Requirement
Gather all lines in the entries that include the word "title".
__________________________________________________
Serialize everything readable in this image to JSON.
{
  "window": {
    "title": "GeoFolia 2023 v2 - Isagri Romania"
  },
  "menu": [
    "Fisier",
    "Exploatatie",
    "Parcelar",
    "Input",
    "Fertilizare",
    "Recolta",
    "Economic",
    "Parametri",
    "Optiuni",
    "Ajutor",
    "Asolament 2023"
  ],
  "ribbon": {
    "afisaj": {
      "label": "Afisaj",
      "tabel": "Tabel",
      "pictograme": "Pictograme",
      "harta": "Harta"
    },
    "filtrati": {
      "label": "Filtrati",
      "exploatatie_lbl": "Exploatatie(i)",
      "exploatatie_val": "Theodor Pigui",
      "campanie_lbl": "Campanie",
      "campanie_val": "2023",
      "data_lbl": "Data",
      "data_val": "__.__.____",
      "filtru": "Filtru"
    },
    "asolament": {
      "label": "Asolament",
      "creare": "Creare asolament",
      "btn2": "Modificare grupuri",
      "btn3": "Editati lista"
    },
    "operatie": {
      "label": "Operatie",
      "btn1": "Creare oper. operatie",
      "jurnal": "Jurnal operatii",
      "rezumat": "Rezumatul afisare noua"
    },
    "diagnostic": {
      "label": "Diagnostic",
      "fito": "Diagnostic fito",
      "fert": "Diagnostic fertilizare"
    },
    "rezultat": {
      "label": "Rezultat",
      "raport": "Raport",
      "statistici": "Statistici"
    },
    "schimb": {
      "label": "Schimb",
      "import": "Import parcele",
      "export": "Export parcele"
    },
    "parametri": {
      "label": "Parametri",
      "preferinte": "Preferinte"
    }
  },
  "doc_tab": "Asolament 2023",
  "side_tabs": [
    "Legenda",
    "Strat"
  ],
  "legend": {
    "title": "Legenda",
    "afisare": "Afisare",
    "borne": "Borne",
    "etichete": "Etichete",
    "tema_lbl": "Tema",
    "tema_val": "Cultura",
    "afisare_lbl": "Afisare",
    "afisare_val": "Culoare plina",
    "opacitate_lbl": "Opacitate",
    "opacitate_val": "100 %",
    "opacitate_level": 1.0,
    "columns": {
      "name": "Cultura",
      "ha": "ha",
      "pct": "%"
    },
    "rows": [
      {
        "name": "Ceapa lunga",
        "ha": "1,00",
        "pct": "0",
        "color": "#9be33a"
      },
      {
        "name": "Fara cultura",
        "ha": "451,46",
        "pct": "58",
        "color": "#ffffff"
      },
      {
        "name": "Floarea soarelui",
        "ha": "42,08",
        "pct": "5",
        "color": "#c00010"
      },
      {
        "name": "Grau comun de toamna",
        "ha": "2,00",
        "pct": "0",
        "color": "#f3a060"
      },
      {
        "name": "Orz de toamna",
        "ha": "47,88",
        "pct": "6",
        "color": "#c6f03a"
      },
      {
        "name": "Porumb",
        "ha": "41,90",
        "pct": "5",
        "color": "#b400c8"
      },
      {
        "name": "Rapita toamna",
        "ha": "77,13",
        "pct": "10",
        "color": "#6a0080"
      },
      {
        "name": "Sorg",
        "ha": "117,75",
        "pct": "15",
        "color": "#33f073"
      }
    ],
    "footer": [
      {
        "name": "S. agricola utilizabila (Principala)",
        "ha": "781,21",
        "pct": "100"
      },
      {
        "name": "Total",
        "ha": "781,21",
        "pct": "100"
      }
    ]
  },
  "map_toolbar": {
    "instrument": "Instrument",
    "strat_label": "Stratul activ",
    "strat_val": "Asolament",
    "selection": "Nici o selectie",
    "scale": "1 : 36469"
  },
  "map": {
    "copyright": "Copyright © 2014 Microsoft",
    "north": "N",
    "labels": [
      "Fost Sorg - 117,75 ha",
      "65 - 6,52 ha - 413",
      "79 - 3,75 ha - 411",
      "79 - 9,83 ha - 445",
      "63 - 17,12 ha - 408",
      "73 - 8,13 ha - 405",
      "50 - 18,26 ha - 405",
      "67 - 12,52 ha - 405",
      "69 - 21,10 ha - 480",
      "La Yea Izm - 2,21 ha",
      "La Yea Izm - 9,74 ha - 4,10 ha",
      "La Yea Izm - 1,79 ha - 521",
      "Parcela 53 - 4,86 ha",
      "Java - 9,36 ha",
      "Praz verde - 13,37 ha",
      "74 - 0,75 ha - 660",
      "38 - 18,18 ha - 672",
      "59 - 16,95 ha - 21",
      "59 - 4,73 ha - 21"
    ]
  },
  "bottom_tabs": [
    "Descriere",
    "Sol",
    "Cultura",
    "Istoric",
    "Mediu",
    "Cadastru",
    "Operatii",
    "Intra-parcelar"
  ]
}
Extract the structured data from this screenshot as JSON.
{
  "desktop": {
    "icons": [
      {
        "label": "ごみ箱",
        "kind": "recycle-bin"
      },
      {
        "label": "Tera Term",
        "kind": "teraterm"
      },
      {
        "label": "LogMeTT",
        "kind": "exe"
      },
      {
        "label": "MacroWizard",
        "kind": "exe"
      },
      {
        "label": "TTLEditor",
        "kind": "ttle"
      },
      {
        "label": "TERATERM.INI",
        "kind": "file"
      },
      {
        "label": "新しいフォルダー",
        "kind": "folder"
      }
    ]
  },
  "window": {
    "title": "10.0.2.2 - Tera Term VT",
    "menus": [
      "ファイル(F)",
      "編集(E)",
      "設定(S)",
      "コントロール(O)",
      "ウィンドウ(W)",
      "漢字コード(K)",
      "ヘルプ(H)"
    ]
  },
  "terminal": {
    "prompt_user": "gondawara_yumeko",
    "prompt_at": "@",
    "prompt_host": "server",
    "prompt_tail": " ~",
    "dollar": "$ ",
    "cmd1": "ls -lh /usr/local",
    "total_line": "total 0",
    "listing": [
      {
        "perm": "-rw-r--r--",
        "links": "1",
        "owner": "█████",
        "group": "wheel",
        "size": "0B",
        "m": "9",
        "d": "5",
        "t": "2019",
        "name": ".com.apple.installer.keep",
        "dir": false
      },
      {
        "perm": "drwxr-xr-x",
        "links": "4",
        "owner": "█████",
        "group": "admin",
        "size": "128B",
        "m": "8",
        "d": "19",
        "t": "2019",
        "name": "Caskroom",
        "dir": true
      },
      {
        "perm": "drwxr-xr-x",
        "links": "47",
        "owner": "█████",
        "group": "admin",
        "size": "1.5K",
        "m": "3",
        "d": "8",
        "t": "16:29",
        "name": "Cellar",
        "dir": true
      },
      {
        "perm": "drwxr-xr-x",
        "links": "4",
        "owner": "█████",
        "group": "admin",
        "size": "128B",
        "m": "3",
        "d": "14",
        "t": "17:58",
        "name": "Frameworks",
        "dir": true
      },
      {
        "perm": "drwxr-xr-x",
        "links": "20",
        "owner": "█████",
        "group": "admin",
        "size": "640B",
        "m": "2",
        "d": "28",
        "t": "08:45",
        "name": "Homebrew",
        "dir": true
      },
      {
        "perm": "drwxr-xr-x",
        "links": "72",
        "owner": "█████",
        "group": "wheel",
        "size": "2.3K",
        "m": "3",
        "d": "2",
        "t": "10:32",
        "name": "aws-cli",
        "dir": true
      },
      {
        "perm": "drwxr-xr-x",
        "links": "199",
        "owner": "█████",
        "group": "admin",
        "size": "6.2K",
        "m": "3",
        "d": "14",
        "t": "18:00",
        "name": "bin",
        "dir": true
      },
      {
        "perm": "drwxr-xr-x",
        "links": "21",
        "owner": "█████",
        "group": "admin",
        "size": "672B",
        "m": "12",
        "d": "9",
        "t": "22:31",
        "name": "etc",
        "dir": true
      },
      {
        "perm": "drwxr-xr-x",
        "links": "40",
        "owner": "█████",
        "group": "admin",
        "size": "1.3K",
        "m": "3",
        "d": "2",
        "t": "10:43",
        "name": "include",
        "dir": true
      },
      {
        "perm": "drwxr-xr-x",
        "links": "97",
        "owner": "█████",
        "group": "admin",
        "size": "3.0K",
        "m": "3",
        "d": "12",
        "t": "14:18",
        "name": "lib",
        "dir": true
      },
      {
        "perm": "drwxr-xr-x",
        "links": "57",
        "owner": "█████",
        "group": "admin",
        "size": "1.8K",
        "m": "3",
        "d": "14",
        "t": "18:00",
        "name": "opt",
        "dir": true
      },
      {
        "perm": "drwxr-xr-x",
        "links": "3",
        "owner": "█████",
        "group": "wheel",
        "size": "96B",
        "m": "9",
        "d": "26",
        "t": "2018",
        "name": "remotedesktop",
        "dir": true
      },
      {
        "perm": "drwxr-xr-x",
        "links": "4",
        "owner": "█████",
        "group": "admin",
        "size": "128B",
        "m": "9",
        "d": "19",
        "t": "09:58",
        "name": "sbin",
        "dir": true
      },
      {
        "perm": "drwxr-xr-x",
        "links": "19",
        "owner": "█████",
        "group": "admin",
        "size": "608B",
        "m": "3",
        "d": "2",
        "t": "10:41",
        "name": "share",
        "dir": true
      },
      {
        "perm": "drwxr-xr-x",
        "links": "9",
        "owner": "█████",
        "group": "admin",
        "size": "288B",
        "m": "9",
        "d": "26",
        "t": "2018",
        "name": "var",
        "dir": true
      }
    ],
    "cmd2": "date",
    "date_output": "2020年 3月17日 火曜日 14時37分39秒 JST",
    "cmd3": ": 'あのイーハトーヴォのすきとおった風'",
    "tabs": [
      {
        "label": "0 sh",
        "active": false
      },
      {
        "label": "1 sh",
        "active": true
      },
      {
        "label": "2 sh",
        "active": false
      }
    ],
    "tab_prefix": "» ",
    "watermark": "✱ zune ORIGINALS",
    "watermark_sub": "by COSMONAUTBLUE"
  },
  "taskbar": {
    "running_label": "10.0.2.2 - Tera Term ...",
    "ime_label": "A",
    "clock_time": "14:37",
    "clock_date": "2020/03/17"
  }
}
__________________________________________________
Task answer
    "title": "GeoFolia 2023 v2 - Isagri Romania"
    "title": "Legenda",
    "title": "10.0.2.2 - Tera Term VT",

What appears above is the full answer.